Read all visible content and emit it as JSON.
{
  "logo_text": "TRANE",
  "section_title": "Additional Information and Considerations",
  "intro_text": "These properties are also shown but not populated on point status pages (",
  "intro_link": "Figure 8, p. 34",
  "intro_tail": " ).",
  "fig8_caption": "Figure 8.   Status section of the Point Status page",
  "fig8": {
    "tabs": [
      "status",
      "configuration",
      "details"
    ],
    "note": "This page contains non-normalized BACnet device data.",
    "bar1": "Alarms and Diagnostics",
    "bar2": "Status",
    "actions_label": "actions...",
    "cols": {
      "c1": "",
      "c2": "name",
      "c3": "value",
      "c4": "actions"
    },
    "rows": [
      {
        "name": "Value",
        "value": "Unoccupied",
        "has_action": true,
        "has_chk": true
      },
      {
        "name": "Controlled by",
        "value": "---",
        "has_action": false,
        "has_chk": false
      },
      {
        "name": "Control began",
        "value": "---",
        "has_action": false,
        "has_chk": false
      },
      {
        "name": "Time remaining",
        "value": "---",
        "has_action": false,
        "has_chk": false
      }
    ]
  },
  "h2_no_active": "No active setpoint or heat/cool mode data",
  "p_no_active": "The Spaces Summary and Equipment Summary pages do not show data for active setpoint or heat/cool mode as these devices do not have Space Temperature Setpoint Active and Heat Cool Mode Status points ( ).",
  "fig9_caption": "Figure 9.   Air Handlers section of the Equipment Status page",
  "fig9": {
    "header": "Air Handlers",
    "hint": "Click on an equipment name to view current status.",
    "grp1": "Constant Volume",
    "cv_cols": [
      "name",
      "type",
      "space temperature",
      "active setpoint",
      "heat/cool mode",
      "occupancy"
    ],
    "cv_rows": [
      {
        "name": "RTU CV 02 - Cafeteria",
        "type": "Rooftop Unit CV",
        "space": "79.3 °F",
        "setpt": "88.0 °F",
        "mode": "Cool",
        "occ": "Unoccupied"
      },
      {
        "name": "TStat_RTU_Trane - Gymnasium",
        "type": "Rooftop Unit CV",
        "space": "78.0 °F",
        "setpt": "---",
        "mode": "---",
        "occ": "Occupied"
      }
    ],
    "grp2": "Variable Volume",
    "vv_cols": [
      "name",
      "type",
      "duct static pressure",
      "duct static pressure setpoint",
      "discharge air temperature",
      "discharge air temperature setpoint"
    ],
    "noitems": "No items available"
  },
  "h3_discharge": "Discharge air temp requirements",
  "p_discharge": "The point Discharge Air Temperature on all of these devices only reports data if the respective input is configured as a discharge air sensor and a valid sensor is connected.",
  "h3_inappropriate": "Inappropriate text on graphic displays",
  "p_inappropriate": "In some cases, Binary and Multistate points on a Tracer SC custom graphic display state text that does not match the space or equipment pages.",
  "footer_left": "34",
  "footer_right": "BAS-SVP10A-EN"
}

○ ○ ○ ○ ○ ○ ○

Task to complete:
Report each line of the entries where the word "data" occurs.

Solved exercise:
    "note": "This page contains non-normalized BACnet device data.",
  "h2_no_active": "No active setpoint or heat/cool mode data",
  "p_no_active": "The Spaces Summary and Equipment Summary pages do not show data for active setpoint or heat/cool mode as these devices do not have Space Temperature Setpoint Active and Heat Cool Mode Status points ( ).",
  "p_discharge": "The point Discharge Air Temperature on all of these devices only reports data if the respective input is configured as a discharge air sensor and a valid sensor is connected.",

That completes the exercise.